|

Worrying About Birth Defects

All pregnant women worry about bearing a child with a birth defect, but some women have more reason to worry than others. If you are over age 35, have a history of bearing a child or children with a birth defect, or have a family medical history that puts your child at risk for inheriting a genetic disorder, your doctor will suggest that you consider genetic counseling and prenatal testing this month to determine the health of your baby.

Genetic counseling is a wonderful support program for couples who fall into a high-risk category for birth defects. A genetic counselor has advanced training in genetics, which is the study of how traits are passed on from parent to child. With this training, the counselor can explain the likelihood of a baby having a problem and the various prenatal tests available.

Before you meet with a counselor, make some phone calls to your parents or other relatives (and get your partner to do the same with his family!). Gather as much information as you can about family medical history. How did your grandparents die? Why did your cousin go to a special school? Has anyone in the family had a child with a birth defect or mental retardation? Ask specifically about inherited disorders. These include Tay Sachs disease (which affects French Canadians and Middle European Ashkenazi Jews), sickle cell anemia (which affects African Americans and some Mediterranean Caucasians), thalassemia (which affects primarily Southeast Asians), and cystic fibrosis.

The genetic counselor will tell you all about amniocentesis and chorionic villus sampling, which can detect defects in the womb. She will also explain the outlook for a child born with birth defects as well as the treatments that might be necessary, both immediately after birth and throughout the child's life.

A genetic counselor will not tell you what to do. She will tell you your options. She will give you the facts. She will answer your questions. But the final decision is up to you. If you should choose prenatal testing and find out that your child has a birth defect, you will have all the information you need to help you decide what to do next. Either you will need to prepare for a child with disabilities or make arrangements to end the pregnancy.

If you meet with a genetic counselor, bring your partner with you. You both need to hear information that can be easily mixed up in the retelling, and you both need each other for support.

|

excerpted from:

Excerpted from The Complete Idiot's Guide to Pregnancy and Childbirth © 2004 by Michele Isaac Gliksman, M.D. and Theresa Foy DiGeronimo. All rights reserved including the right of reproduction in whole or in part in any form. Used by arrangement with Alpha Books, a member of Penguin Group (USA) Inc.

To order this book visit Amazon's website or call 1-800-253-6476.


Pregnancy Day by Day

Tell us your due date to receive our daily newsletter and find out what is happening in this day of your pregnancy!

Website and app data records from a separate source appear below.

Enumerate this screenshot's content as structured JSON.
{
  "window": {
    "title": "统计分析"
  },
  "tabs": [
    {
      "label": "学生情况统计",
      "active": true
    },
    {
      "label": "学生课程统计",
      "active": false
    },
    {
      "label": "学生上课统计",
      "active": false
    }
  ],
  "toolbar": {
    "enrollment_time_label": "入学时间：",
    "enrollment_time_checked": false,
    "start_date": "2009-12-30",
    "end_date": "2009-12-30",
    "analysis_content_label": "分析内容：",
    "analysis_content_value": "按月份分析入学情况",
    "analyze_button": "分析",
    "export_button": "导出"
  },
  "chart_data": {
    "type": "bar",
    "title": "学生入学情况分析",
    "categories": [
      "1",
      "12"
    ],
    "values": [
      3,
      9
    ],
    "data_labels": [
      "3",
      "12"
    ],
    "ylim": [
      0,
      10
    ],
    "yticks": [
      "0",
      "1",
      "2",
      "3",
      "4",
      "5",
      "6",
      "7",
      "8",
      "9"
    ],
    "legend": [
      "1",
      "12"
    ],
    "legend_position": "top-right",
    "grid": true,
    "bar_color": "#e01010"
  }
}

Already a member? Log-in here

Name of the Day

stay connected

highlights

Top 10 Holiday Gifts for Teachers
Offer a genuine "thank you" to your child's teacher halfway through the school year. Give one of these extra-nice holiday gifts for teachers.

Kindergarten Readiness App Wins Gold
Our Kindergarten Readiness app won the Gold Award of Excellence in the educational category at the 2014 Communicator Awards. This valuable checklist comes with games and activities to help your child practice the essential skills she needs for kindergarten. Download the Kindergarten Readiness app today!

Top Family Movies in Theaters for the Holidays
Taking the kids to the movies is a special family treat for the holidays! Don't miss 2014's best family films in theaters from Thanksgiving through Christmas.

Find Today's Newest & Best Children's Books!
Looking for newly released books for your child? Try our new Book Finder tool to search for new books by age, type, and theme, and create reading lists for kids!

© 2000-2014 Pearson Education, Inc. All Rights Reserved.